··· Listed records

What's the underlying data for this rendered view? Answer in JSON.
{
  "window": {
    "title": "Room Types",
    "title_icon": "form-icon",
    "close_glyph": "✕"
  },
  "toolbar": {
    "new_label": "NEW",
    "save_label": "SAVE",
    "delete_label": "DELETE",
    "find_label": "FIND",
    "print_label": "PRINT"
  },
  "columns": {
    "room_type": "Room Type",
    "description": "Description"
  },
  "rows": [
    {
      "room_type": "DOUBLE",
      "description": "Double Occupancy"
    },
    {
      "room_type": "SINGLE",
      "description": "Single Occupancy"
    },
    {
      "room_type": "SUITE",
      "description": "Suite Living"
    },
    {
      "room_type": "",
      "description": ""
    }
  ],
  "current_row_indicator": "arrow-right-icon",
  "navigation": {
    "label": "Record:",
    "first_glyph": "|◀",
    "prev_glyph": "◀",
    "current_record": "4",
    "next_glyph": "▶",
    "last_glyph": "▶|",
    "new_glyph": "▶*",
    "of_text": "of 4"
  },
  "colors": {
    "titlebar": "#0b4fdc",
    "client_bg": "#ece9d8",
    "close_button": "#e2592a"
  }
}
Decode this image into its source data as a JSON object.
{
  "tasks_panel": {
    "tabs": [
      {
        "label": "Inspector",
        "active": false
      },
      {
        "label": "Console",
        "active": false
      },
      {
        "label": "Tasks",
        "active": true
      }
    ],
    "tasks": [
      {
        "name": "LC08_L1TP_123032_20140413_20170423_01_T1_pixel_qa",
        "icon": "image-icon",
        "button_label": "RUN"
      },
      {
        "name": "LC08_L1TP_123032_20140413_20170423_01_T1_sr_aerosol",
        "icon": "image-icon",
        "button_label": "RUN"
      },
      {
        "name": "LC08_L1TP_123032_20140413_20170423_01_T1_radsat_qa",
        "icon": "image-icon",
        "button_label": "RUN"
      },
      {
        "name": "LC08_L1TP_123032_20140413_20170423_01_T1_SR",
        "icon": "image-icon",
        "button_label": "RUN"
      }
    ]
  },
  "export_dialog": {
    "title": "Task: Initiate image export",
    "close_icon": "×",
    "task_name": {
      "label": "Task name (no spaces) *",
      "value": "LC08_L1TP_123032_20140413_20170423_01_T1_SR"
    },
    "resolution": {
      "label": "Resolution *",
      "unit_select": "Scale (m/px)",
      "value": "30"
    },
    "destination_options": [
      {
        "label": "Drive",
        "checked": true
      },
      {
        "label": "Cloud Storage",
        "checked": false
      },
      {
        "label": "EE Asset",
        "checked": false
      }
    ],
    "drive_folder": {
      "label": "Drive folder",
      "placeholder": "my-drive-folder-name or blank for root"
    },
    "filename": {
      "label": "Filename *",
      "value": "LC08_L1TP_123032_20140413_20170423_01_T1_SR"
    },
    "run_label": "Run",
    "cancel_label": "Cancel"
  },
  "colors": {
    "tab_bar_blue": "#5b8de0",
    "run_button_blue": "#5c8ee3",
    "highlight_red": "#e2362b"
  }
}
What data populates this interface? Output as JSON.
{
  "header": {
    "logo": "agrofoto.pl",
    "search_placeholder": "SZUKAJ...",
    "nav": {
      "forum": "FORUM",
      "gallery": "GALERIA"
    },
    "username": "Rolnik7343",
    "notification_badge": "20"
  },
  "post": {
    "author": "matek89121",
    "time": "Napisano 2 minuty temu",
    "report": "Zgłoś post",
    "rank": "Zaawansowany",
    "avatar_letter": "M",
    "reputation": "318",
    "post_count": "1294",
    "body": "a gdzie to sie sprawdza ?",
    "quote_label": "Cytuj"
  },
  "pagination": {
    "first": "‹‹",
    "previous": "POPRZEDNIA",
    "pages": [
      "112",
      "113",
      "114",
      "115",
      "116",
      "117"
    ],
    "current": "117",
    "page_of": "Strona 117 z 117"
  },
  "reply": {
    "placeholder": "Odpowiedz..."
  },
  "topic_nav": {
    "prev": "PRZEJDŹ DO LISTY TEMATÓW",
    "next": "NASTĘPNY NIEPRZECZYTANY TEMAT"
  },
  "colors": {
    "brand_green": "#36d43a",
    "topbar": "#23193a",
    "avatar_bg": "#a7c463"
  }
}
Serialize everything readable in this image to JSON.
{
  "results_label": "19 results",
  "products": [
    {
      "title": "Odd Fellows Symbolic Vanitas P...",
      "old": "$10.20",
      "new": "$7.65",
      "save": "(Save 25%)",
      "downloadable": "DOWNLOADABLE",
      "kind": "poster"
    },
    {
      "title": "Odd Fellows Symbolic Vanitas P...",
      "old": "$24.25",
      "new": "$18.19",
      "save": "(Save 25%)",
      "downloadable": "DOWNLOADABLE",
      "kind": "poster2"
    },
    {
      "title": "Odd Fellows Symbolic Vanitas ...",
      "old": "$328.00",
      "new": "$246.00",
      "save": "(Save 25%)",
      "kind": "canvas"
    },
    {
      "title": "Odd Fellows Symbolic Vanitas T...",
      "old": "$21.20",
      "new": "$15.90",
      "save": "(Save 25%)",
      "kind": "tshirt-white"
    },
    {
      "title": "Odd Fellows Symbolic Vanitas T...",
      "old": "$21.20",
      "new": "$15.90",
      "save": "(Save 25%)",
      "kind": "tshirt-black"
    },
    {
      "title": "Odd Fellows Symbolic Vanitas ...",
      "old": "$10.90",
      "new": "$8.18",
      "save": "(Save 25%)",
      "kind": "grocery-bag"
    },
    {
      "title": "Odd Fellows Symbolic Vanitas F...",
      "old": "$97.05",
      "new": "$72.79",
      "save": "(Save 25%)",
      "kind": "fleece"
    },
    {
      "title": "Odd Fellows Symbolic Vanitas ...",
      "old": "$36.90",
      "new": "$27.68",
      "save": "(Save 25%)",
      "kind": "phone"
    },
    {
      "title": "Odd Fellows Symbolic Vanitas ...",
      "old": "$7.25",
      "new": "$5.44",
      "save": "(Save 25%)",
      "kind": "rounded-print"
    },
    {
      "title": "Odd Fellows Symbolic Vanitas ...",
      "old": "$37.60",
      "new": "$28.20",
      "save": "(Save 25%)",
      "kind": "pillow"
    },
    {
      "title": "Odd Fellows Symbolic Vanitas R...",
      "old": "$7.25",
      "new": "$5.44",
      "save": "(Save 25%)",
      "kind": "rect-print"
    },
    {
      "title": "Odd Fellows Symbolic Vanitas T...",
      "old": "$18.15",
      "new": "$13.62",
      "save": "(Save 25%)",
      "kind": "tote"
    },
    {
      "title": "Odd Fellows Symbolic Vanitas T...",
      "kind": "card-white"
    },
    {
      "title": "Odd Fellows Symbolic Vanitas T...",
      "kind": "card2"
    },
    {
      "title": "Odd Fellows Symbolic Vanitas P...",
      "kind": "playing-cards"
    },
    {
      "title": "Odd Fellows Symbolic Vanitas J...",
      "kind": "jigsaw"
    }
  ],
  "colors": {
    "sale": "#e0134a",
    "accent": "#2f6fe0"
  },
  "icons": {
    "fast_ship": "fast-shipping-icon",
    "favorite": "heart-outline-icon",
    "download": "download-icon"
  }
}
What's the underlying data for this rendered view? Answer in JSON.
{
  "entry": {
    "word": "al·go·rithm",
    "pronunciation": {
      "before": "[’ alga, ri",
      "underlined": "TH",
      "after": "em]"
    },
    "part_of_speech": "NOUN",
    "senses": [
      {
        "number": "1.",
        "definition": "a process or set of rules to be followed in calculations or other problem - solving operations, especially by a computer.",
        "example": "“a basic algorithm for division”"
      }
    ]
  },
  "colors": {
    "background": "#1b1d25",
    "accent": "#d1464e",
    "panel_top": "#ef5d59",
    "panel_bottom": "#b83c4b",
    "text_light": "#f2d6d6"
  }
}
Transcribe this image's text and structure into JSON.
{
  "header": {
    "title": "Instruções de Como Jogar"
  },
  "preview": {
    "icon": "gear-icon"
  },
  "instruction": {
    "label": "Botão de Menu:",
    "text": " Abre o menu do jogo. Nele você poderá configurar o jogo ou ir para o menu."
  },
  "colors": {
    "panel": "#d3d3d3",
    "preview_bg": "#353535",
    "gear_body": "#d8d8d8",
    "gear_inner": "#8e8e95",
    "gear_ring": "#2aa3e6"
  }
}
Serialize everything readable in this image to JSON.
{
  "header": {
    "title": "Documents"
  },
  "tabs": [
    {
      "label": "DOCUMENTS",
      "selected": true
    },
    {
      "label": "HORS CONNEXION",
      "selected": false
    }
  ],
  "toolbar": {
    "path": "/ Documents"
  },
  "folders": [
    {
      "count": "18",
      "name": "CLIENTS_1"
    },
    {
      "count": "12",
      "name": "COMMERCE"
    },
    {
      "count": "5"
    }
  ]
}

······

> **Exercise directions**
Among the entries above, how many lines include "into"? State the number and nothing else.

> **Solution to this problem**
2